Task requirements: For each line of the data below that holds "name", copy the line.

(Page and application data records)
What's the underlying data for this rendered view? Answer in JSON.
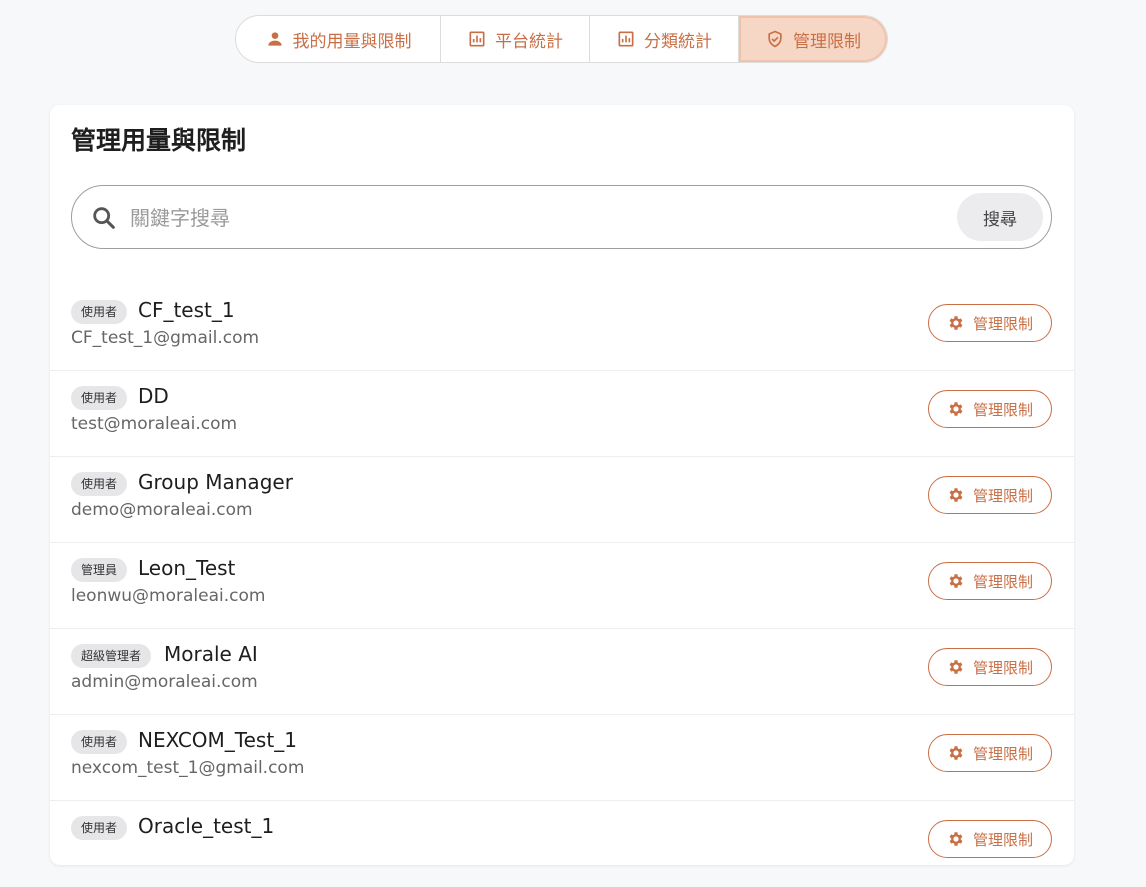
{
  "tabs": [
    {
      "label": "我的用量與限制",
      "icon": "person-icon"
    },
    {
      "label": "平台統計",
      "icon": "bar-chart-icon"
    },
    {
      "label": "分類統計",
      "icon": "bar-chart-icon"
    },
    {
      "label": "管理限制",
      "icon": "shield-check-icon",
      "active": true
    }
  ],
  "page": {
    "title": "管理用量與限制"
  },
  "search": {
    "placeholder": "關鍵字搜尋",
    "value": "",
    "button_label": "搜尋"
  },
  "users": [
    {
      "role": "使用者",
      "name": "CF_test_1",
      "email": "CF_test_1@gmail.com",
      "action": "管理限制"
    },
    {
      "role": "使用者",
      "name": "DD",
      "email": "test@moraleai.com",
      "action": "管理限制"
    },
    {
      "role": "使用者",
      "name": "Group Manager",
      "email": "demo@moraleai.com",
      "action": "管理限制"
    },
    {
      "role": "管理員",
      "name": "Leon_Test",
      "email": "leonwu@moraleai.com",
      "action": "管理限制"
    },
    {
      "role": "超級管理者",
      "name": "Morale AI",
      "email": "admin@moraleai.com",
      "action": "管理限制"
    },
    {
      "role": "使用者",
      "name": "NEXCOM_Test_1",
      "email": "nexcom_test_1@gmail.com",
      "action": "管理限制"
    },
    {
      "role": "使用者",
      "name": "Oracle_test_1",
      "email": "",
      "action": "管理限制"
    }
  ],
  "colors": {
    "accent": "#c96f45",
    "active_tab_bg": "#f6d7c6",
    "badge_bg": "#e6e6e8"
  }
}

Exercise answer:
      "name": "CF_test_1",
      "name": "DD",
      "name": "Group Manager",
      "name": "Leon_Test",
      "name": "Morale AI",
      "name": "NEXCOM_Test_1",
      "name": "Oracle_test_1",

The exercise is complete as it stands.